**TASK BRIEF**:
A line qualifies if it holds the string "description". Copy every qualifying line from the records.

-- MATERIAL TO PROCESS follows --

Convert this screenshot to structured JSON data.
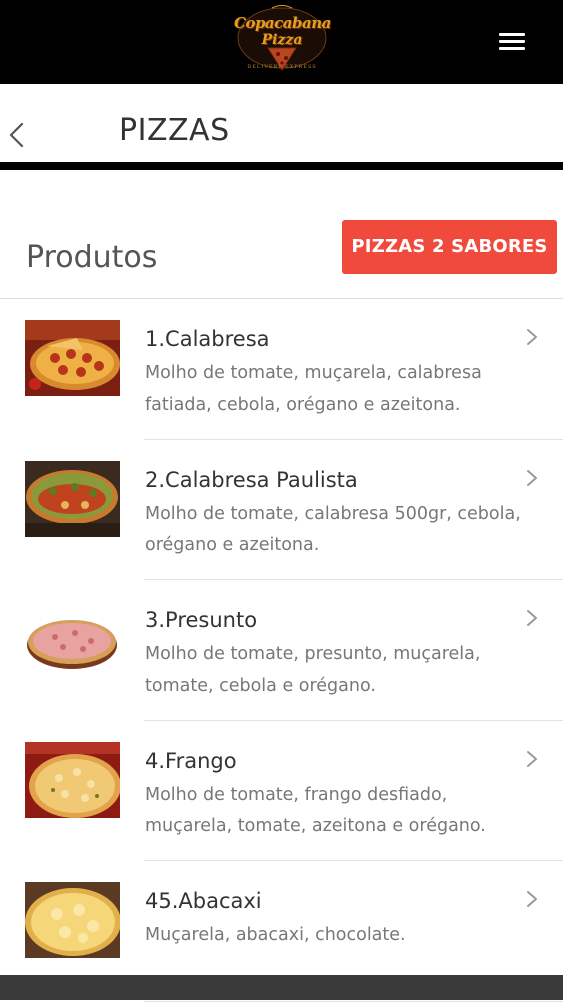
{
  "header": {
    "logo": {
      "line1": "Copacabana",
      "line2": "Pizza",
      "line3": "DELIVERY EXPRESS"
    },
    "menu_icon": "hamburger-icon"
  },
  "title_bar": {
    "back_icon": "chevron-left-icon",
    "title": "PIZZAS"
  },
  "products_header": {
    "title": "Produtos",
    "two_flavors_label": "PIZZAS 2 SABORES"
  },
  "colors": {
    "accent": "#ef4a3c",
    "topbar": "#000000",
    "logo_gold": "#e0a11d"
  },
  "products": [
    {
      "name": "1.Calabresa",
      "description": "Molho de tomate, muçarela, calabresa fatiada, cebola, orégano e azeitona.",
      "icon": "chevron-right-icon"
    },
    {
      "name": "2.Calabresa Paulista",
      "description": "Molho de tomate, calabresa 500gr, cebola, orégano e azeitona.",
      "icon": "chevron-right-icon"
    },
    {
      "name": "3.Presunto",
      "description": "Molho de tomate, presunto, muçarela, tomate, cebola e orégano.",
      "icon": "chevron-right-icon"
    },
    {
      "name": "4.Frango",
      "description": "Molho de tomate, frango desfiado, muçarela, tomate, azeitona e orégano.",
      "icon": "chevron-right-icon"
    },
    {
      "name": "45.Abacaxi",
      "description": "Muçarela, abacaxi, chocolate.",
      "icon": "chevron-right-icon"
    }
  ]
}
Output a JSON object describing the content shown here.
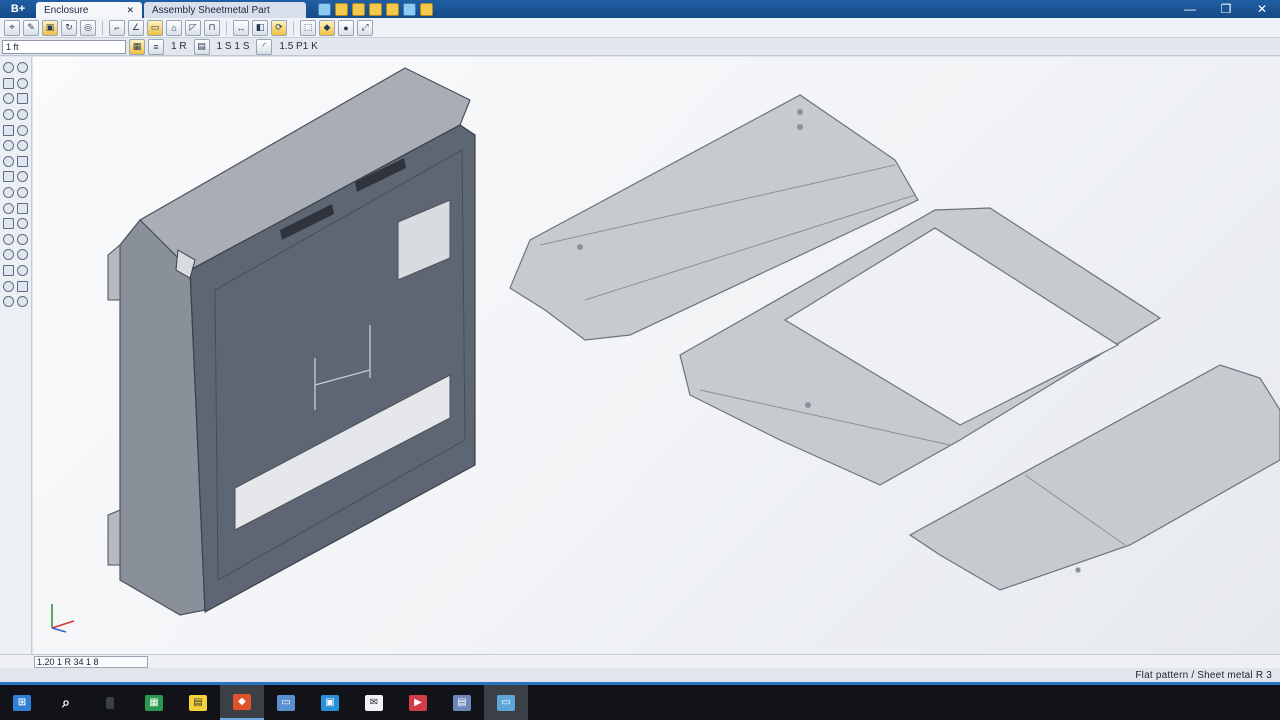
{
  "titlebar": {
    "logo": "B+",
    "doc_tab_1": "Enclosure",
    "doc_tab_2": "Assembly Sheetmetal Part",
    "window_controls": [
      "—",
      "❐",
      "✕"
    ]
  },
  "toolbar2": {
    "field_value": "1 ft",
    "label_a": "1 R",
    "label_b": "1 S 1 S",
    "label_c": "1.5 P1 K"
  },
  "statusbar": {
    "left": "1.20 1 R 34 1 8",
    "right": "Flat pattern / Sheet metal  R 3"
  },
  "colors": {
    "titlebar": "#1f5fa4",
    "part_dark": "#5f6673",
    "flat_pattern": "#c7cacf",
    "taskbar": "#111318"
  },
  "taskbar": {
    "icons": [
      "windows-start-icon",
      "search-icon",
      "task-view-icon",
      "spreadsheet-app-icon",
      "notes-app-icon",
      "cad-app-icon",
      "file-explorer-icon",
      "store-app-icon",
      "mail-app-icon",
      "presentation-app-icon",
      "documents-app-icon",
      "monitor-app-icon"
    ]
  }
}
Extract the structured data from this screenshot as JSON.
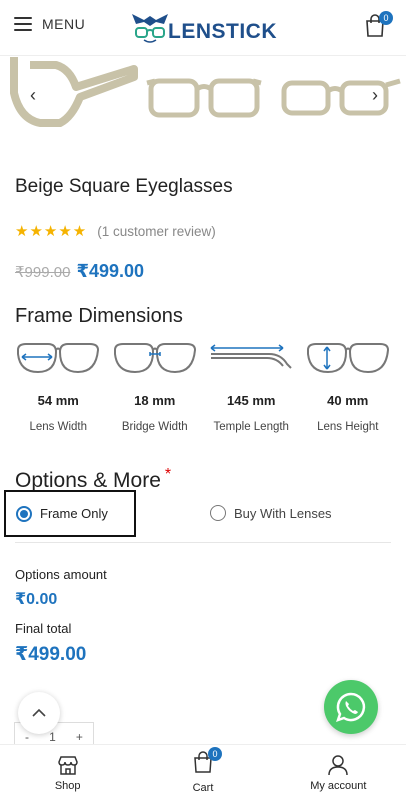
{
  "header": {
    "menu_label": "MENU",
    "logo_text": "LENSTICK",
    "cart_count": "0",
    "brand_color": "#1f4f8b"
  },
  "product": {
    "title": "Beige Square Eyeglasses",
    "stars": "★★★★★",
    "review_text": "(1 customer review)",
    "old_price": "₹999.00",
    "new_price": "₹499.00"
  },
  "frame_dimensions": {
    "title": "Frame Dimensions",
    "items": [
      {
        "value": "54 mm",
        "label": "Lens Width",
        "icon": "lens-width-icon"
      },
      {
        "value": "18 mm",
        "label": "Bridge Width",
        "icon": "bridge-width-icon"
      },
      {
        "value": "145 mm",
        "label": "Temple Length",
        "icon": "temple-length-icon"
      },
      {
        "value": "40 mm",
        "label": "Lens Height",
        "icon": "lens-height-icon"
      }
    ]
  },
  "options": {
    "title": "Options & More",
    "required_mark": "*",
    "frame_only": "Frame Only",
    "buy_with_lenses": "Buy With Lenses",
    "selected": "Frame Only"
  },
  "totals": {
    "options_label": "Options amount",
    "options_value": "₹0.00",
    "final_label": "Final total",
    "final_value": "₹499.00"
  },
  "quantity": {
    "minus": "-",
    "value": "1",
    "plus": "+"
  },
  "bottom_nav": {
    "shop": "Shop",
    "cart": "Cart",
    "cart_count": "0",
    "account": "My account"
  },
  "colors": {
    "accent": "#1e73be",
    "star": "#f5b301",
    "whatsapp": "#4cc96a"
  }
}
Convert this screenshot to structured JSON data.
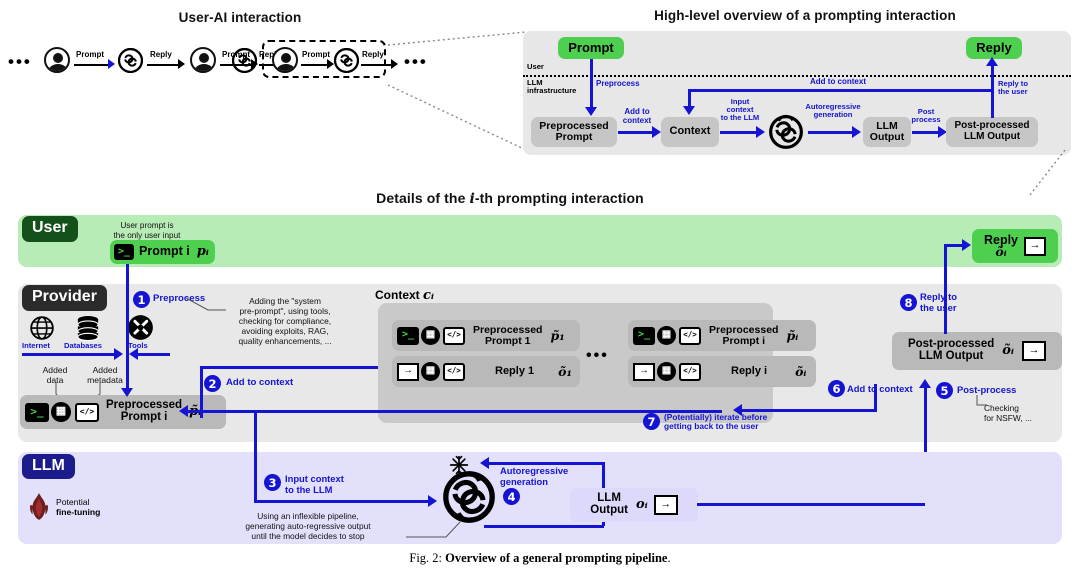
{
  "figure": {
    "caption_prefix": "Fig. 2: ",
    "caption_bold": "Overview of a general prompting pipeline",
    "caption_suffix": "."
  },
  "panel_top_left": {
    "title": "User-AI interaction",
    "ellipsis_left": "•••",
    "ellipsis_right": "•••",
    "edges": [
      {
        "label": "Prompt"
      },
      {
        "label": "Reply"
      },
      {
        "label": "Prompt"
      },
      {
        "label": "Reply"
      },
      {
        "label": "Prompt"
      },
      {
        "label": "Reply"
      }
    ],
    "user_icon": "user-avatar-icon",
    "ai_icon": "openai-logo-icon",
    "highlight_note": "dashed selection around third interaction"
  },
  "panel_top_right": {
    "title": "High-level overview of a prompting interaction",
    "lane_user_label": "User",
    "lane_llm_label": "LLM\ninfrastructure",
    "lane_llm_label_line1": "LLM",
    "lane_llm_label_line2": "infrastructure",
    "prompt_box": "Prompt",
    "reply_box": "Reply",
    "boxes": [
      {
        "id": "preprocessed-prompt",
        "line1": "Preprocessed",
        "line2": "Prompt"
      },
      {
        "id": "context",
        "line1": "Context",
        "line2": ""
      },
      {
        "id": "llm-output",
        "line1": "LLM",
        "line2": "Output"
      },
      {
        "id": "post-processed-llm-output",
        "line1": "Post-processed",
        "line2": "LLM Output"
      }
    ],
    "arrow_labels": {
      "preprocess": "Preprocess",
      "add_to_context_1_l1": "Add to",
      "add_to_context_1_l2": "context",
      "input_context_l1": "Input",
      "input_context_l2": "context",
      "input_context_l3": "to the LLM",
      "autoregressive_l1": "Autoregressive",
      "autoregressive_l2": "generation",
      "post_process_l1": "Post",
      "post_process_l2": "process",
      "add_to_context_2": "Add to context",
      "reply_to_user_l1": "Reply to",
      "reply_to_user_l2": "the user"
    }
  },
  "panel_main": {
    "title_part1": "Details of the ",
    "title_italic": "i",
    "title_part2": "-th prompting interaction",
    "lanes": {
      "user": "User",
      "provider": "Provider",
      "llm": "LLM"
    },
    "user_row": {
      "note_l1": "User prompt is",
      "note_l2": "the only user input",
      "prompt_box_label": "Prompt i",
      "prompt_box_symbol": "pᵢ",
      "reply_box_label": "Reply",
      "reply_box_symbol": "õᵢ",
      "terminal_icon": "terminal-prompt-icon",
      "export_icon": "export-arrow-icon"
    },
    "provider_row": {
      "sources": [
        {
          "icon": "globe-icon",
          "label": "Internet"
        },
        {
          "icon": "database-icon",
          "label": "Databases"
        },
        {
          "icon": "tools-icon",
          "label": "Tools"
        }
      ],
      "added_data_l1": "Added",
      "added_data_l2": "data",
      "added_meta_l1": "Added",
      "added_meta_l2": "metadata",
      "preprocessed_box_l1": "Preprocessed",
      "preprocessed_box_l2": "Prompt i",
      "preprocessed_box_symbol": "p̃ᵢ",
      "preprocess_note_l1": "Adding the \"system",
      "preprocess_note_l2": "pre-prompt\", using tools,",
      "preprocess_note_l3": "checking for compliance,",
      "preprocess_note_l4": "avoiding exploits, RAG,",
      "preprocess_note_l5": "quality enhancements, ...",
      "postprocess_note_l1": "Checking",
      "postprocess_note_l2": "for NSFW, ...",
      "post_box_l1": "Post-processed",
      "post_box_l2": "LLM Output",
      "post_box_symbol": "õᵢ"
    },
    "context": {
      "title": "Context",
      "title_symbol": "cᵢ",
      "ellipsis": "•••",
      "items": [
        {
          "label_l1": "Preprocessed",
          "label_l2": "Prompt 1",
          "symbol": "p̃₁",
          "kind": "prompt"
        },
        {
          "label_l1": "Preprocessed",
          "label_l2": "Prompt i",
          "symbol": "p̃ᵢ",
          "kind": "prompt"
        },
        {
          "label_l1": "Reply 1",
          "label_l2": "",
          "symbol": "õ₁",
          "kind": "reply"
        },
        {
          "label_l1": "Reply i",
          "label_l2": "",
          "symbol": "õᵢ",
          "kind": "reply"
        }
      ]
    },
    "llm_row": {
      "snowflake_icon": "snowflake-frozen-icon",
      "fire_icon": "fire-finetune-icon",
      "potential_l1": "Potential",
      "potential_l2": "fine-tuning",
      "openai_icon": "openai-logo-icon",
      "note_l1": "Using an inflexible pipeline,",
      "note_l2": "generating auto-regressive output",
      "note_l3": "until the model decides to stop",
      "output_box_l1": "LLM",
      "output_box_l2": "Output",
      "output_box_symbol": "oᵢ"
    },
    "steps": [
      {
        "num": "❶",
        "label": "Preprocess"
      },
      {
        "num": "❷",
        "label": "Add to context"
      },
      {
        "num": "❸",
        "label_l1": "Input context",
        "label_l2": "to the LLM"
      },
      {
        "num": "❹",
        "label_l1": "Autoregressive",
        "label_l2": "generation"
      },
      {
        "num": "❺",
        "label": "Post-process"
      },
      {
        "num": "❻",
        "label": "Add to context"
      },
      {
        "num": "❼",
        "label_l1": "(Potentially) iterate before",
        "label_l2": "getting back to the user"
      },
      {
        "num": "❽",
        "label_l1": "Reply to",
        "label_l2": "the user"
      }
    ]
  },
  "colors": {
    "blue": "#1414d2",
    "green_box": "#4fcf4f",
    "lane_user": "#b8ecb6",
    "lane_provider": "#e8e8e8",
    "lane_llm": "#e3e0fb",
    "grey_box": "#c6c6c6",
    "tag_user": "#14501a",
    "tag_provider": "#2b2b2b",
    "tag_llm": "#1b1b8c"
  }
}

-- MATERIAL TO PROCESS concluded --

**EXERCISE OUTPUT**:
      "description": "Molho de tomate, muçarela, calabresa fatiada, cebola, orégano e azeitona.",
      "description": "Molho de tomate, calabresa 500gr, cebola, orégano e azeitona.",
      "description": "Molho de tomate, presunto, muçarela, tomate, cebola e orégano.",
      "description": "Molho de tomate, frango desfiado, muçarela, tomate, azeitona e orégano.",
      "description": "Muçarela, abacaxi, chocolate.",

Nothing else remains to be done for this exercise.